=== RAW DATA ===

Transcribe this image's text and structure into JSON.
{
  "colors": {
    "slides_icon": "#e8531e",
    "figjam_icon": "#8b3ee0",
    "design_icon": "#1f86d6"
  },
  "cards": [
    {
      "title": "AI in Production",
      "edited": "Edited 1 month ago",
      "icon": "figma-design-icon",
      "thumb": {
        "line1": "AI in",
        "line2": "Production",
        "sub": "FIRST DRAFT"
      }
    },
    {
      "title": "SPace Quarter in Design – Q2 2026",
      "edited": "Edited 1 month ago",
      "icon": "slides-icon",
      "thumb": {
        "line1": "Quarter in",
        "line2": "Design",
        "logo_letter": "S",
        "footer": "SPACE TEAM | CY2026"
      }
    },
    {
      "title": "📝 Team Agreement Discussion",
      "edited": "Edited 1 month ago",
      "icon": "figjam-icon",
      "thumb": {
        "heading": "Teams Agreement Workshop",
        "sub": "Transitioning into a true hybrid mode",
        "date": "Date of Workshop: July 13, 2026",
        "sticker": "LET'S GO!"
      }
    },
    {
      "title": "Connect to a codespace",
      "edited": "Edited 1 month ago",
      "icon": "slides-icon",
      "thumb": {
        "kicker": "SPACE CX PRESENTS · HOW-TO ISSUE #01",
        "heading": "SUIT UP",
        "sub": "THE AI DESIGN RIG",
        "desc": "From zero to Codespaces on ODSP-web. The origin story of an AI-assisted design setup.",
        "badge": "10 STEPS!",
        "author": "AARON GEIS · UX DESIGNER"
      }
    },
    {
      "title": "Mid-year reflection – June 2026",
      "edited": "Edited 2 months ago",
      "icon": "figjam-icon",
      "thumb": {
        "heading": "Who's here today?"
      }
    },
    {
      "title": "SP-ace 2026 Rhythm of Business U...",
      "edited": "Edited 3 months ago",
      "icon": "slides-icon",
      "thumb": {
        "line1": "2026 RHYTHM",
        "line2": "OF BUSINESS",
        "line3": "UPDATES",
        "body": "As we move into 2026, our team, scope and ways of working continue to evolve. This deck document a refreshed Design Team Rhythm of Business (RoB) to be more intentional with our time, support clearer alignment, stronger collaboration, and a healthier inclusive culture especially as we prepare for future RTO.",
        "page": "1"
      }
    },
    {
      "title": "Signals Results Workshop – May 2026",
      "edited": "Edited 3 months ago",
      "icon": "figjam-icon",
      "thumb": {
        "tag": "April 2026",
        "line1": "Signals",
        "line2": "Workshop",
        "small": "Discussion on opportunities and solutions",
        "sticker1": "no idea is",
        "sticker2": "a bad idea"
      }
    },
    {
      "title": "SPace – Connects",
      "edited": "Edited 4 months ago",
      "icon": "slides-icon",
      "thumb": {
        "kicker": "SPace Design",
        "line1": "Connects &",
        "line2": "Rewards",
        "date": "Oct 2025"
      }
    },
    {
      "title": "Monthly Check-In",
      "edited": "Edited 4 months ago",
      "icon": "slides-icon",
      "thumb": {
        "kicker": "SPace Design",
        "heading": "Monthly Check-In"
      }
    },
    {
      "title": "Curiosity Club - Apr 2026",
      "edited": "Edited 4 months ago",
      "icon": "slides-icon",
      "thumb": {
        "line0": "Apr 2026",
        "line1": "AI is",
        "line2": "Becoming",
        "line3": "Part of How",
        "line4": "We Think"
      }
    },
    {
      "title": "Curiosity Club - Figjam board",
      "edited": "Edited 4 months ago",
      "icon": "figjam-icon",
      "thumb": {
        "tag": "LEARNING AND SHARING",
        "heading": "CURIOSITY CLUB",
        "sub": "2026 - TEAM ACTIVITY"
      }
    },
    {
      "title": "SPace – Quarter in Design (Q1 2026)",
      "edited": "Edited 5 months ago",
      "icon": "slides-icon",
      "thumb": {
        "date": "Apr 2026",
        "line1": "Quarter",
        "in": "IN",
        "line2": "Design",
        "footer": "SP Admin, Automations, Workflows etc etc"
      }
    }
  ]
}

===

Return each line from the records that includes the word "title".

      "title": "AI in Production",
      "title": "SPace Quarter in Design – Q2 2026",
      "title": "📝 Team Agreement Discussion",
      "title": "Connect to a codespace",
      "title": "Mid-year reflection – June 2026",
      "title": "SP-ace 2026 Rhythm of Business U...",
      "title": "Signals Results Workshop – May 2026",
      "title": "SPace – Connects",
      "title": "Monthly Check-In",
      "title": "Curiosity Club - Apr 2026",
      "title": "Curiosity Club - Figjam board",
      "title": "SPace – Quarter in Design (Q1 2026)",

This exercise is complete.